A judge’s decision to set aside a conviction for smoking in a no-smoking area meant a defendant lost his conviction despite having already lost his appeal against that conviction

PUBLISHED : Monday, 01 February, 2016, 4:03pm
UPDATED : Monday, 01 February, 2016, 9:08pm

Fact, they say, can be stranger than fiction, and the law is no exception.

In 2014, in the Court of First Instance, an appeal against a magistrate’s conviction had an extraordinary outcome. The judge’s ruling raised the question, worthy of AP Herbert, of when an unsuccessful appeal against conviction is nonetheless successful. The answer, quite simply, is when the appellant’s sentence disappears.

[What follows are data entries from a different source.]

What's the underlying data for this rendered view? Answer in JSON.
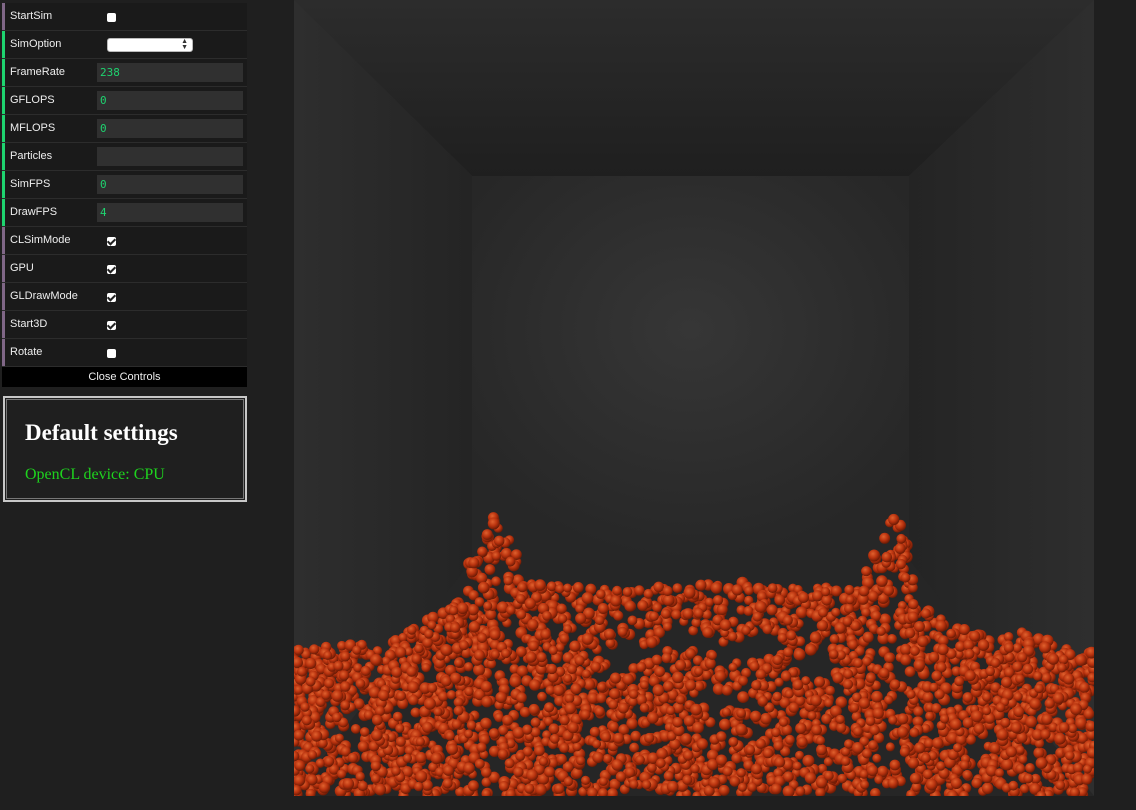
{
  "controls": {
    "start_sim": {
      "label": "StartSim",
      "checked": false
    },
    "sim_option": {
      "label": "SimOption",
      "value": ""
    },
    "frame_rate": {
      "label": "FrameRate",
      "value": "238"
    },
    "gflops": {
      "label": "GFLOPS",
      "value": "0"
    },
    "mflops": {
      "label": "MFLOPS",
      "value": "0"
    },
    "particles": {
      "label": "Particles",
      "value": ""
    },
    "sim_fps": {
      "label": "SimFPS",
      "value": "0"
    },
    "draw_fps": {
      "label": "DrawFPS",
      "value": "4"
    },
    "cl_sim_mode": {
      "label": "CLSimMode",
      "checked": true
    },
    "gpu": {
      "label": "GPU",
      "checked": true
    },
    "gl_draw_mode": {
      "label": "GLDrawMode",
      "checked": true
    },
    "start_3d": {
      "label": "Start3D",
      "checked": true
    },
    "rotate": {
      "label": "Rotate",
      "checked": false
    },
    "close_label": "Close Controls"
  },
  "info": {
    "title": "Default settings",
    "device": "OpenCL device: CPU"
  },
  "colors": {
    "accent_bool": "#806787",
    "accent_number": "#1ed36f",
    "particle": "#b8320e",
    "device_text": "#1ed31e"
  }
}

In law, a conviction comprises two distinct elements: a finding of guilt followed by a sentence. Until such time as there is a sentence there is, accordingly, no conviction. If, therefore, an accused is prosecuted again for an offence of which he has already been found guilty but not sentenced, he cannot raise the defence of autrefois convict (already convicted), as he has no conviction recorded against his name.

Mr D, who was convicted of smoking in a non-smoking area, for which he was fined HK$2,000, appealed unsuccessfully against his conviction. But, although the judge held that there was “no basis whatsoever to disturb the conviction”, he nonetheless decided to interfere with the sentence, against which Mr D had not in fact appealed.

As Mr D appeared in person, without a lawyer to represent him, he is, presumably, wholly unaware that, legally, he no longer has a conviction, whatever his criminal record may say

The judge quashed the sentence, stating that Mr D “does not have the funds to be able to pay this fine”. Mr D was, in any event, in prison for a long time for another offence, and “even if a small fine was imposed and he defaulted on it, a short term of imprisonment would most likely be ordered to be served concurrently”.

Instead of substituting a nominal penalty, such as an absolute discharge, which the prosecutor might have submitted was the proper course, the judge simply set aside the sentence in its entirety. This, legally, meant that Mr D was no longer convicted of the offence, as he had become “un-sentenced”.

Therefore, Mr D, without his sentence, actually lost his conviction, despite having already lost his appeal against conviction. But he is not likely to have got out the champagne.

As Mr D appeared in person, without a lawyer to represent him, he is, presumably, wholly unaware that, legally, he no longer has a conviction, whatever his criminal record may say. The Criminal Records Bureau, likewise, may not appreciate that Mr D’s conviction no longer stands, and should be expunged from its records. Everyone, in all probability, is wholly in the dark.

However, the Director of Legal Aid is now aware of the position, and will hopefully be considering remedial action. If the conviction has indeed gone, Mr D should be notified, and records adjusted accordingly. Watch this space.

Grenville Cross SC is a criminal justice analyst